Pinter’s “No Man’s Land” is the ambiguity between reality and imagination

Harold Pinter liked to play games in his plays, teasing the audience, suggesting facts and realities that might or might not be true. He does this in “No Man’s Land,” written in 1974. It is an acerbic commentary on human nature, with a particular aim at the jugular of the literary set. Pinter’s prickly style is well served by director Sean Mathias and finely acted by Ian McKellen and Patrick Stewart, with well-honed support from Billy Crudup and Shuler Hensley. If you like intellectual diversions and mysteries, this play is for you.
The setting is a villa, in a strange living room enclosed in round walls of gray squares, almost like a tomb, unusually bare except for a silver bar, a blue/gray rug, a few chairs. Spooner (Ian McKellen) and Hirst (Patrick Stewart), men in their sixties, are getting drunk.

“Waiting for Godot” is dazzling staging of Beckett’s metaphor for the human condition

Beckett’s metaphor for the human condition, of people clutching to each other in the face of man’s inhumanity to man, turns absurdity into tragedy and occasionally black comedy. Director Sean Mathias has staged, almost choreographed, a dazzling cast in a haunting performance of a poignant, classic play.
Gogo, diminutive of Estragon – that’s French for tarragon — with bulbous nose and scraggly hair, is portrayed by the excellent Ian McKellen with a Lancashire accent. His jerky, unsteady motions show a man in physical decay.
Didi, diminutive of Vladimir, with a worn suit jacket that may reflect a lost self-image, is played with subtlety by Patrick Stewart, still more in charge of himself, still aware of the irony of their situation.
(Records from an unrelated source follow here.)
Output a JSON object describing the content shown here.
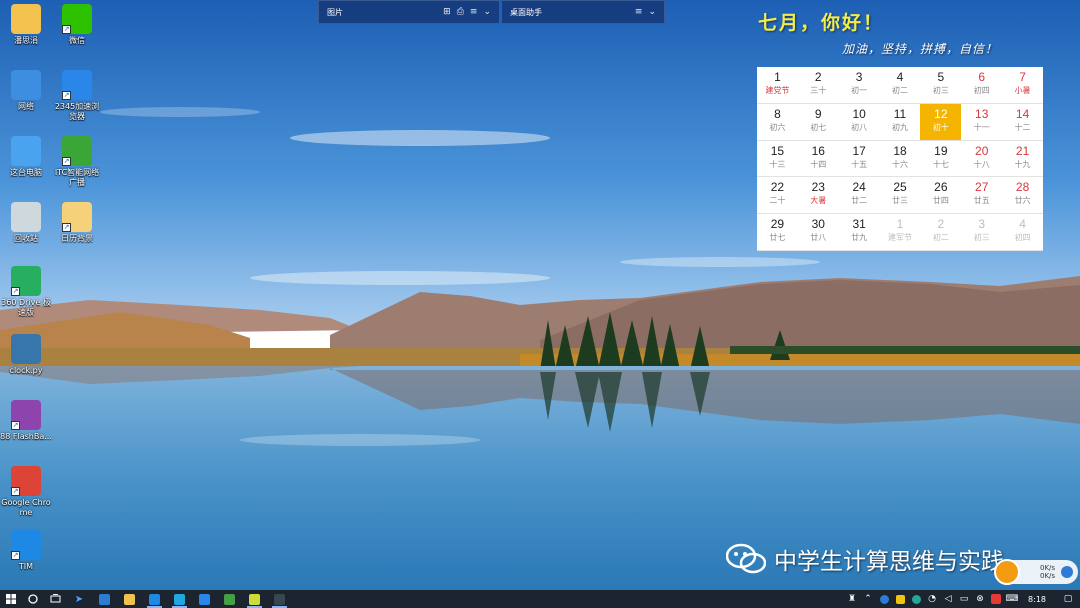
{
  "desktop_icons": [
    {
      "name": "desktop-icon-user-folder",
      "label": "潘思涓",
      "icon": "user-folder-icon",
      "color": "#f2c14e",
      "shortcut": false
    },
    {
      "name": "desktop-icon-wechat",
      "label": "微信",
      "icon": "wechat-icon",
      "color": "#2dc100",
      "shortcut": true
    },
    {
      "name": "desktop-icon-network",
      "label": "网络",
      "icon": "network-icon",
      "color": "#3d8ee0",
      "shortcut": false
    },
    {
      "name": "desktop-icon-2345-browser",
      "label": "2345加速浏览器",
      "icon": "browser-e-icon",
      "color": "#2a86e8",
      "shortcut": true
    },
    {
      "name": "desktop-icon-this-pc",
      "label": "这台电脑",
      "icon": "computer-icon",
      "color": "#4aa3ef",
      "shortcut": false
    },
    {
      "name": "desktop-icon-itc-broadcast",
      "label": "ITC智能网络广播",
      "icon": "green-cube-icon",
      "color": "#3aa637",
      "shortcut": true
    },
    {
      "name": "desktop-icon-recycle-bin",
      "label": "回收站",
      "icon": "recycle-bin-icon",
      "color": "#cfd8dc",
      "shortcut": false
    },
    {
      "name": "desktop-icon-calendar-bg",
      "label": "日历背景",
      "icon": "document-icon",
      "color": "#f5d27a",
      "shortcut": true
    },
    {
      "name": "desktop-icon-sender",
      "label": "360 Drive 极速版",
      "icon": "paper-plane-icon",
      "color": "#27ae60",
      "shortcut": true
    },
    {
      "name": "desktop-icon-clockpy",
      "label": "clock.py",
      "icon": "python-icon",
      "color": "#3776ab",
      "shortcut": false
    },
    {
      "name": "desktop-icon-flash",
      "label": "88 FlashBa...",
      "icon": "gauge-icon",
      "color": "#8e44ad",
      "shortcut": true
    },
    {
      "name": "desktop-icon-chrome",
      "label": "Google Chrome",
      "icon": "chrome-icon",
      "color": "#db4437",
      "shortcut": true
    },
    {
      "name": "desktop-icon-tim",
      "label": "TIM",
      "icon": "tim-star-icon",
      "color": "#1e88e5",
      "shortcut": true
    }
  ],
  "fences": [
    {
      "title": "图片",
      "controls": [
        "⊞",
        "⎙",
        "≡",
        "⌄"
      ]
    },
    {
      "title": "桌面助手",
      "controls": [
        "≡",
        "⌄"
      ]
    }
  ],
  "calendar": {
    "greeting": "七月，你好！",
    "motto": "加油，坚持，拼搏，自信！",
    "days": [
      {
        "d": "1",
        "l": "建党节",
        "weekend": false,
        "holiday": true
      },
      {
        "d": "2",
        "l": "三十",
        "weekend": false
      },
      {
        "d": "3",
        "l": "初一",
        "weekend": false
      },
      {
        "d": "4",
        "l": "初二",
        "weekend": false
      },
      {
        "d": "5",
        "l": "初三",
        "weekend": false
      },
      {
        "d": "6",
        "l": "初四",
        "weekend": true
      },
      {
        "d": "7",
        "l": "小暑",
        "weekend": true,
        "holiday": true
      },
      {
        "d": "8",
        "l": "初六",
        "weekend": false
      },
      {
        "d": "9",
        "l": "初七",
        "weekend": false
      },
      {
        "d": "10",
        "l": "初八",
        "weekend": false
      },
      {
        "d": "11",
        "l": "初九",
        "weekend": false
      },
      {
        "d": "12",
        "l": "初十",
        "weekend": false,
        "today": true
      },
      {
        "d": "13",
        "l": "十一",
        "weekend": true
      },
      {
        "d": "14",
        "l": "十二",
        "weekend": true
      },
      {
        "d": "15",
        "l": "十三",
        "weekend": false
      },
      {
        "d": "16",
        "l": "十四",
        "weekend": false
      },
      {
        "d": "17",
        "l": "十五",
        "weekend": false
      },
      {
        "d": "18",
        "l": "十六",
        "weekend": false
      },
      {
        "d": "19",
        "l": "十七",
        "weekend": false
      },
      {
        "d": "20",
        "l": "十八",
        "weekend": true
      },
      {
        "d": "21",
        "l": "十九",
        "weekend": true
      },
      {
        "d": "22",
        "l": "二十",
        "weekend": false
      },
      {
        "d": "23",
        "l": "大暑",
        "weekend": false,
        "holiday": true
      },
      {
        "d": "24",
        "l": "廿二",
        "weekend": false
      },
      {
        "d": "25",
        "l": "廿三",
        "weekend": false
      },
      {
        "d": "26",
        "l": "廿四",
        "weekend": false
      },
      {
        "d": "27",
        "l": "廿五",
        "weekend": true
      },
      {
        "d": "28",
        "l": "廿六",
        "weekend": true
      },
      {
        "d": "29",
        "l": "廿七",
        "weekend": false
      },
      {
        "d": "30",
        "l": "廿八",
        "weekend": false
      },
      {
        "d": "31",
        "l": "廿九",
        "weekend": false
      },
      {
        "d": "1",
        "l": "建军节",
        "other": true
      },
      {
        "d": "2",
        "l": "初二",
        "other": true
      },
      {
        "d": "3",
        "l": "初三",
        "other": true
      },
      {
        "d": "4",
        "l": "初四",
        "other": true
      }
    ]
  },
  "watermark": {
    "text": "中学生计算思维与实践",
    "icon": "wechat-icon"
  },
  "netspeed": {
    "up": "0K/s",
    "down": "0K/s"
  },
  "taskbar": {
    "start": "windows-start-icon",
    "apps": [
      {
        "name": "taskbar-edge",
        "icon": "edge-icon",
        "color": "#2b7cd3",
        "running": false
      },
      {
        "name": "taskbar-explorer",
        "icon": "folder-icon",
        "color": "#f2c14e",
        "running": false
      },
      {
        "name": "taskbar-app-blue",
        "icon": "circle-app-icon",
        "color": "#1e88e5",
        "running": true
      },
      {
        "name": "taskbar-ie",
        "icon": "ie-icon",
        "color": "#1ea7e1",
        "running": true
      },
      {
        "name": "taskbar-2345",
        "icon": "browser-e-icon",
        "color": "#2a86e8",
        "running": false
      },
      {
        "name": "taskbar-green",
        "icon": "green-app-icon",
        "color": "#43a047",
        "running": false
      },
      {
        "name": "taskbar-notepad",
        "icon": "notepad-icon",
        "color": "#cddc39",
        "running": true
      },
      {
        "name": "taskbar-cmd",
        "icon": "terminal-icon",
        "color": "#37474f",
        "running": true
      }
    ],
    "time": "8:18"
  },
  "colors": {
    "taskbar": "#1c2430",
    "today": "#f5b400",
    "weekend": "#d9363e",
    "greeting": "#f3ec4a"
  }
}
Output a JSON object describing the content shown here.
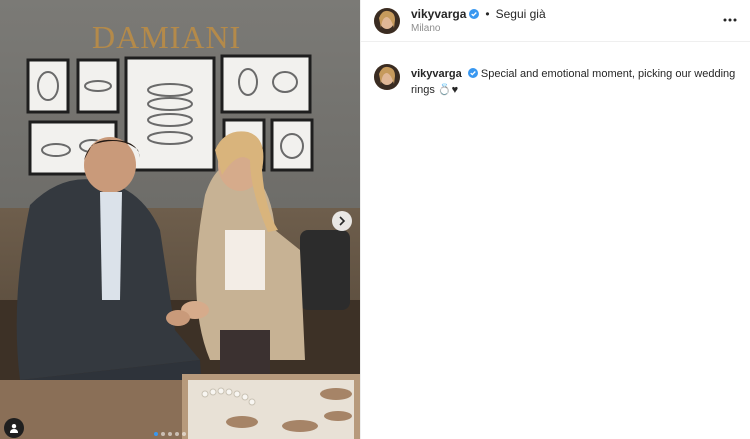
{
  "post": {
    "author": {
      "username": "vikyvarga",
      "verified": true,
      "follow_label": "Segui già",
      "separator": "•",
      "location": "Milano"
    },
    "caption": {
      "username": "vikyvarga",
      "text": "Special and emotional moment, picking our wedding rings 💍♥"
    },
    "photo": {
      "brand_text": "DAMIANI",
      "carousel_dots": 5,
      "active_dot": 0
    },
    "icons": {
      "more": "more-horizontal-icon",
      "next": "chevron-right-icon",
      "tag": "user-tag-icon",
      "verified": "verified-badge-icon"
    },
    "colors": {
      "verified_blue": "#3897f0",
      "secondary_text": "#8e8e8e",
      "text": "#262626"
    }
  }
}
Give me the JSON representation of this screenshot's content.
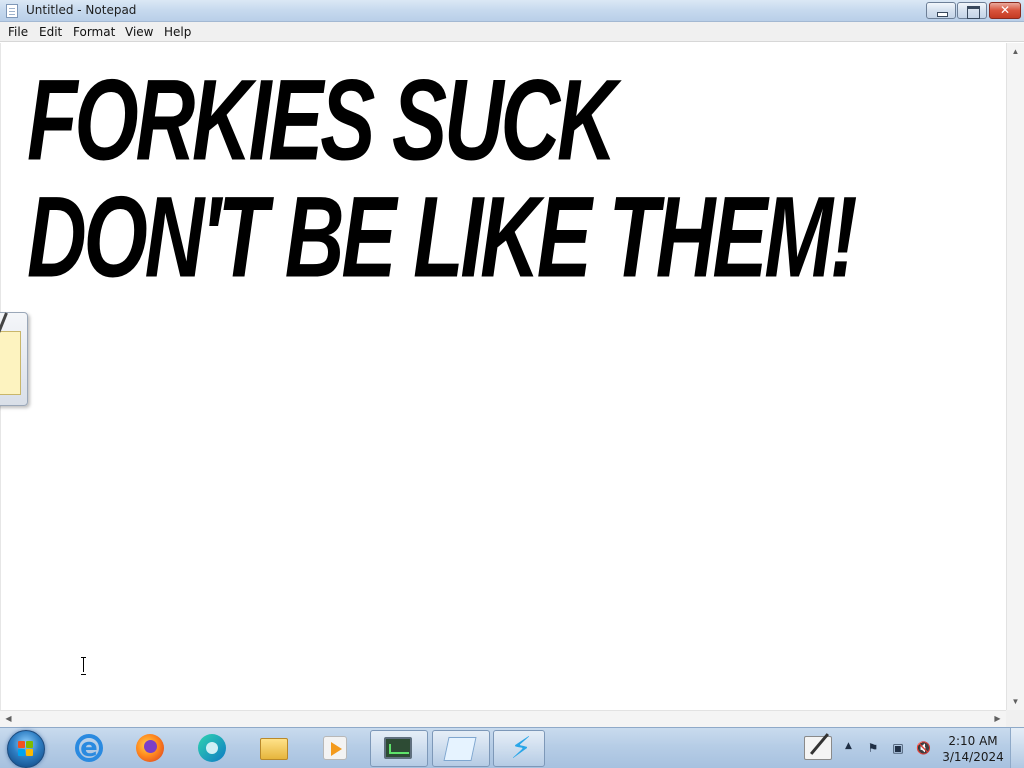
{
  "window": {
    "title": "Untitled - Notepad",
    "icon": "notepad-icon"
  },
  "menu": {
    "items": [
      {
        "label": "File"
      },
      {
        "label": "Edit"
      },
      {
        "label": "Format"
      },
      {
        "label": "View"
      },
      {
        "label": "Help"
      }
    ]
  },
  "editor": {
    "lines": [
      "FORKIES SUCK",
      "DON'T BE LIKE THEM!"
    ]
  },
  "taskbar": {
    "apps": [
      {
        "name": "internet-explorer-icon"
      },
      {
        "name": "firefox-icon"
      },
      {
        "name": "edge-icon"
      },
      {
        "name": "file-explorer-icon"
      },
      {
        "name": "media-player-icon"
      },
      {
        "name": "performance-monitor-icon",
        "active": true
      },
      {
        "name": "notepad-icon",
        "active": true
      },
      {
        "name": "lightning-bolt-icon",
        "active": true
      }
    ],
    "tray": {
      "time": "2:10 AM",
      "date": "3/14/2024"
    }
  },
  "colors": {
    "close_button": "#c43b22",
    "taskbar": "#b6cde6",
    "text": "#000000"
  }
}
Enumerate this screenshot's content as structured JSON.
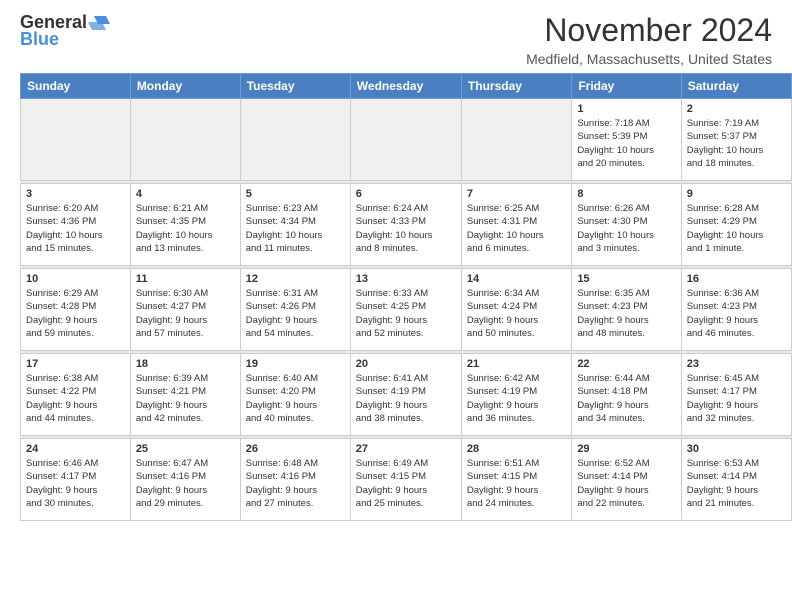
{
  "header": {
    "logo_general": "General",
    "logo_blue": "Blue",
    "month_title": "November 2024",
    "location": "Medfield, Massachusetts, United States"
  },
  "calendar": {
    "days_of_week": [
      "Sunday",
      "Monday",
      "Tuesday",
      "Wednesday",
      "Thursday",
      "Friday",
      "Saturday"
    ],
    "weeks": [
      [
        {
          "day": "",
          "info": ""
        },
        {
          "day": "",
          "info": ""
        },
        {
          "day": "",
          "info": ""
        },
        {
          "day": "",
          "info": ""
        },
        {
          "day": "",
          "info": ""
        },
        {
          "day": "1",
          "info": "Sunrise: 7:18 AM\nSunset: 5:39 PM\nDaylight: 10 hours\nand 20 minutes."
        },
        {
          "day": "2",
          "info": "Sunrise: 7:19 AM\nSunset: 5:37 PM\nDaylight: 10 hours\nand 18 minutes."
        }
      ],
      [
        {
          "day": "3",
          "info": "Sunrise: 6:20 AM\nSunset: 4:36 PM\nDaylight: 10 hours\nand 15 minutes."
        },
        {
          "day": "4",
          "info": "Sunrise: 6:21 AM\nSunset: 4:35 PM\nDaylight: 10 hours\nand 13 minutes."
        },
        {
          "day": "5",
          "info": "Sunrise: 6:23 AM\nSunset: 4:34 PM\nDaylight: 10 hours\nand 11 minutes."
        },
        {
          "day": "6",
          "info": "Sunrise: 6:24 AM\nSunset: 4:33 PM\nDaylight: 10 hours\nand 8 minutes."
        },
        {
          "day": "7",
          "info": "Sunrise: 6:25 AM\nSunset: 4:31 PM\nDaylight: 10 hours\nand 6 minutes."
        },
        {
          "day": "8",
          "info": "Sunrise: 6:26 AM\nSunset: 4:30 PM\nDaylight: 10 hours\nand 3 minutes."
        },
        {
          "day": "9",
          "info": "Sunrise: 6:28 AM\nSunset: 4:29 PM\nDaylight: 10 hours\nand 1 minute."
        }
      ],
      [
        {
          "day": "10",
          "info": "Sunrise: 6:29 AM\nSunset: 4:28 PM\nDaylight: 9 hours\nand 59 minutes."
        },
        {
          "day": "11",
          "info": "Sunrise: 6:30 AM\nSunset: 4:27 PM\nDaylight: 9 hours\nand 57 minutes."
        },
        {
          "day": "12",
          "info": "Sunrise: 6:31 AM\nSunset: 4:26 PM\nDaylight: 9 hours\nand 54 minutes."
        },
        {
          "day": "13",
          "info": "Sunrise: 6:33 AM\nSunset: 4:25 PM\nDaylight: 9 hours\nand 52 minutes."
        },
        {
          "day": "14",
          "info": "Sunrise: 6:34 AM\nSunset: 4:24 PM\nDaylight: 9 hours\nand 50 minutes."
        },
        {
          "day": "15",
          "info": "Sunrise: 6:35 AM\nSunset: 4:23 PM\nDaylight: 9 hours\nand 48 minutes."
        },
        {
          "day": "16",
          "info": "Sunrise: 6:36 AM\nSunset: 4:23 PM\nDaylight: 9 hours\nand 46 minutes."
        }
      ],
      [
        {
          "day": "17",
          "info": "Sunrise: 6:38 AM\nSunset: 4:22 PM\nDaylight: 9 hours\nand 44 minutes."
        },
        {
          "day": "18",
          "info": "Sunrise: 6:39 AM\nSunset: 4:21 PM\nDaylight: 9 hours\nand 42 minutes."
        },
        {
          "day": "19",
          "info": "Sunrise: 6:40 AM\nSunset: 4:20 PM\nDaylight: 9 hours\nand 40 minutes."
        },
        {
          "day": "20",
          "info": "Sunrise: 6:41 AM\nSunset: 4:19 PM\nDaylight: 9 hours\nand 38 minutes."
        },
        {
          "day": "21",
          "info": "Sunrise: 6:42 AM\nSunset: 4:19 PM\nDaylight: 9 hours\nand 36 minutes."
        },
        {
          "day": "22",
          "info": "Sunrise: 6:44 AM\nSunset: 4:18 PM\nDaylight: 9 hours\nand 34 minutes."
        },
        {
          "day": "23",
          "info": "Sunrise: 6:45 AM\nSunset: 4:17 PM\nDaylight: 9 hours\nand 32 minutes."
        }
      ],
      [
        {
          "day": "24",
          "info": "Sunrise: 6:46 AM\nSunset: 4:17 PM\nDaylight: 9 hours\nand 30 minutes."
        },
        {
          "day": "25",
          "info": "Sunrise: 6:47 AM\nSunset: 4:16 PM\nDaylight: 9 hours\nand 29 minutes."
        },
        {
          "day": "26",
          "info": "Sunrise: 6:48 AM\nSunset: 4:16 PM\nDaylight: 9 hours\nand 27 minutes."
        },
        {
          "day": "27",
          "info": "Sunrise: 6:49 AM\nSunset: 4:15 PM\nDaylight: 9 hours\nand 25 minutes."
        },
        {
          "day": "28",
          "info": "Sunrise: 6:51 AM\nSunset: 4:15 PM\nDaylight: 9 hours\nand 24 minutes."
        },
        {
          "day": "29",
          "info": "Sunrise: 6:52 AM\nSunset: 4:14 PM\nDaylight: 9 hours\nand 22 minutes."
        },
        {
          "day": "30",
          "info": "Sunrise: 6:53 AM\nSunset: 4:14 PM\nDaylight: 9 hours\nand 21 minutes."
        }
      ]
    ]
  }
}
He tells Gogo, “You’d make me laugh if it wasn’t prohibited.”

“Machinal” a powerful and inventive 1920s play about woman who murders husband

A woman is trapped in a system, caught in a machine (machinal, from the French of or pertaining to machines), that turns her into a victim any way she looks, whether she accepts her plight or fights it. Sophie Treadwell’s powerful and inventive play is a feminist treatise about women forced into marriage and then self-destruction, because they have no alternatives. It’s a stunning drama, given a rich, subtle, moving performance by British actor Rebecca Hall in this Roundabout Theatre Company revival.

Treadwell, who most of us haven’t heard of (why not?), an extraordinary sophisticated woman for her time or any time, wrote this play in 1928, and it was produced at the time in New York to rave reviews and not seen since on Broadway. It was inspired by the execution that year of Ruth Snyder for the murder of her husband. Treadwell, a journalist who covered murder trials and was also a playwright, wonders and imagines why.

“A Man’s a Man” is early Brecht that gives only a hint of what’s to come

This early Brecht play, first staged in 1926, is disappointing. It presages some of the elements of his later works, especially the Mother Courage character who here is Widow Begbick (the good Justin Vivian Bond as a modern red head with a sinful low voice), who owns a beer wagon that follows the soldiers to serve up brew and herself.

And there are the soldiers, victims of imperialism, which has turned them into mindless fighting machines.

But though the elements are often engaging, due in large part to the colorful staging by Brian Kulick and the talent of the actors, the play somehow doesn’t hold together.

The nuggets of Brecht’s ideas, opposition to war and the stupidity and brutality of the imperialist military, are there. But it doesn’t have the wit and sharpness of his later productions. It seemed forced and lacks subtlety.

“Cirkopolis” is a political circus as Charlie Chaplin would have imagined it

This political circus is quite out of the ordinary. It is in the tradition of the great political clown, Charlie Chaplin. “Cirkopolis,” by Cirque Éloize of Montreal, is a commentary on the metropolis that is filled with political symbolism. Call it a circus for our times.

The twelve performers are acrobats, contortionists and jugglers, but instead of familiar circus space, they inhabit offices and factories. The decorative themes are gray clothes and cogs and wheels representing the soul-destroying place of modern work. We see Greek statues — uplifting culture — and, behind them, the cogs and wheels of a factory — dreary reality.